Customer (under his voice): "Um… I'd like a Nintendo Wii, please…"
Salesperson: "I'm sorry, sir? What was that?"
Customer: "N-Never mind. Just give me one of those Xbox 360s…"
My hunch is that the name "Wii" was created by a Japanese person or marketing firm who wasn't aware of the other meanings that the word might have (or at least they didn't think that they would overshadow the "we" meaning so much). Japan is full of products with absurd names, but for the most part they are only sold within Japan. When you're coming up with a name that will be used world-wide, you need to consider how it will be received by other people.

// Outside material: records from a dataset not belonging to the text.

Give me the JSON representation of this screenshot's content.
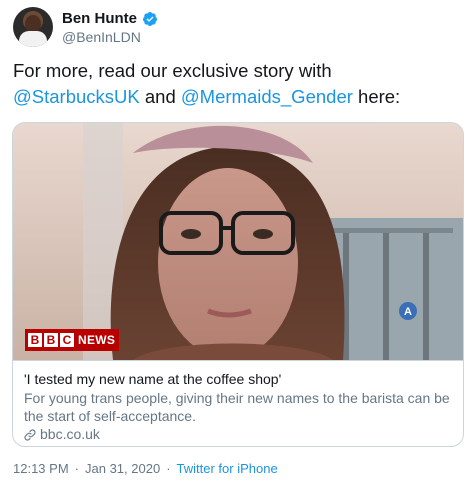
{
  "author": {
    "display_name": "Ben Hunte",
    "handle": "@BenInLDN",
    "verified": true
  },
  "tweet": {
    "text_prefix": "For more, read our exclusive story with ",
    "mention_1": "@StarbucksUK",
    "text_mid": " and ",
    "mention_2": "@Mermaids_Gender",
    "text_suffix": " here:"
  },
  "card": {
    "badge_letters": [
      "B",
      "B",
      "C"
    ],
    "badge_word": "NEWS",
    "title": "'I tested my new name at the coffee shop'",
    "description": "For young trans people, giving their new names to the barista can be the start of self-acceptance.",
    "domain": "bbc.co.uk"
  },
  "meta": {
    "time": "12:13 PM",
    "separator": "·",
    "date": "Jan 31, 2020",
    "separator_2": "·",
    "source": "Twitter for iPhone"
  },
  "colors": {
    "link": "#1b95e0",
    "secondary_text": "#657786",
    "bbc_red": "#b80000"
  }
}
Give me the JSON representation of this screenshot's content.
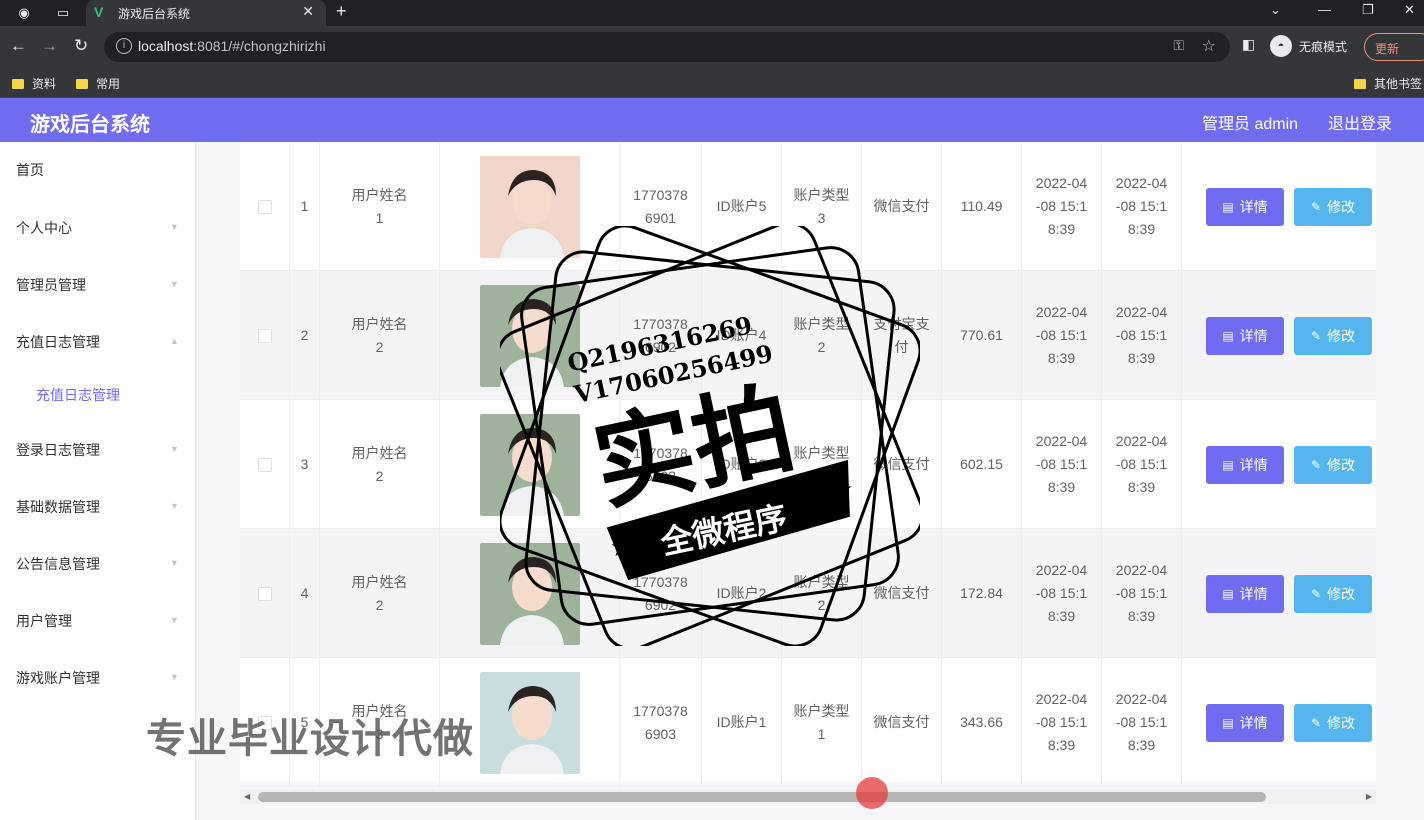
{
  "browser": {
    "tab_title": "游戏后台系统",
    "url_host": "localhost",
    "url_rest": ":8081/#/chongzhirizhi",
    "incognito_label": "无痕模式",
    "update_label": "更新",
    "bookmarks": [
      "资料",
      "常用"
    ],
    "other_bookmarks": "其他书签"
  },
  "header": {
    "title": "游戏后台系统",
    "user": "管理员 admin",
    "logout": "退出登录"
  },
  "sidebar": {
    "items": [
      {
        "label": "首页"
      },
      {
        "label": "个人中心"
      },
      {
        "label": "管理员管理"
      },
      {
        "label": "充值日志管理"
      },
      {
        "label": "充值日志管理",
        "sub": true
      },
      {
        "label": "登录日志管理"
      },
      {
        "label": "基础数据管理"
      },
      {
        "label": "公告信息管理"
      },
      {
        "label": "用户管理"
      },
      {
        "label": "游戏账户管理"
      }
    ]
  },
  "table": {
    "detail_label": "详情",
    "edit_label": "修改",
    "rows": [
      {
        "index": "1",
        "name": "用户姓名\n1",
        "phone": "1770378\n6901",
        "account": "ID账户5",
        "type": "账户类型\n3",
        "pay": "微信支付",
        "amount": "110.49",
        "time1": "2022-04\n-08 15:1\n8:39",
        "time2": "2022-04\n-08 15:1\n8:39"
      },
      {
        "index": "2",
        "name": "用户姓名\n2",
        "phone": "1770378\n6902",
        "account": "ID账户4",
        "type": "账户类型\n2",
        "pay": "支付宝支\n付",
        "amount": "770.61",
        "time1": "2022-04\n-08 15:1\n8:39",
        "time2": "2022-04\n-08 15:1\n8:39"
      },
      {
        "index": "3",
        "name": "用户姓名\n2",
        "phone": "1770378\n6902",
        "account": "ID账户3",
        "type": "账户类型\n2",
        "pay": "微信支付",
        "amount": "602.15",
        "time1": "2022-04\n-08 15:1\n8:39",
        "time2": "2022-04\n-08 15:1\n8:39"
      },
      {
        "index": "4",
        "name": "用户姓名\n2",
        "phone": "1770378\n6902",
        "account": "ID账户2",
        "type": "账户类型\n2",
        "pay": "微信支付",
        "amount": "172.84",
        "time1": "2022-04\n-08 15:1\n8:39",
        "time2": "2022-04\n-08 15:1\n8:39"
      },
      {
        "index": "5",
        "name": "用户姓名\n3",
        "phone": "1770378\n6903",
        "account": "ID账户1",
        "type": "账户类型\n1",
        "pay": "微信支付",
        "amount": "343.66",
        "time1": "2022-04\n-08 15:1\n8:39",
        "time2": "2022-04\n-08 15:1\n8:39"
      }
    ]
  },
  "watermark": {
    "qq": "Q2196316269",
    "wechat": "V17060256499",
    "big": "实拍",
    "banner": "全微程序",
    "bottom": "专业毕业设计代做"
  },
  "colors": {
    "accent": "#6f6cf0",
    "edit_button": "#55b6ee"
  }
}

You may be thinking, "Sure, maybe a Japanese person came up with the name, but didn't any native English speakers in the company question the decision?" As a Japanese translator, I've been in the position of having to convince a client that a particular name or slogan would not convey the message that they want to convey. What might sound in Japanese like a cool name for a video game or anime character can come off sounding ludicrous in English. Some clients are responsive to this, but a surprising number will argue with you or ignore your advice all together. I can't help but wonder if the higher-ups at Nintendo didn't fall in love with the name "Wii" early on, which caused them to ignore any advice that they may have been given about possible problems with the name. The quote from Nintendo above is practically bending over backwards to get us to associate the name with the word "we." Should so much explanation really be necessary? It smacks of someone trying to make the most of a decision that was out of his or her hands.
I just hope that it doesn't hurt Nintendo's chances. I'm a fan of many of the company's game franchises, and it's been sad to see them fall behind the other systems in sales in the past few years. When you already have a reputation as a kids' console, the last thing you need is to pick a cutesy name that people are going to make fun of.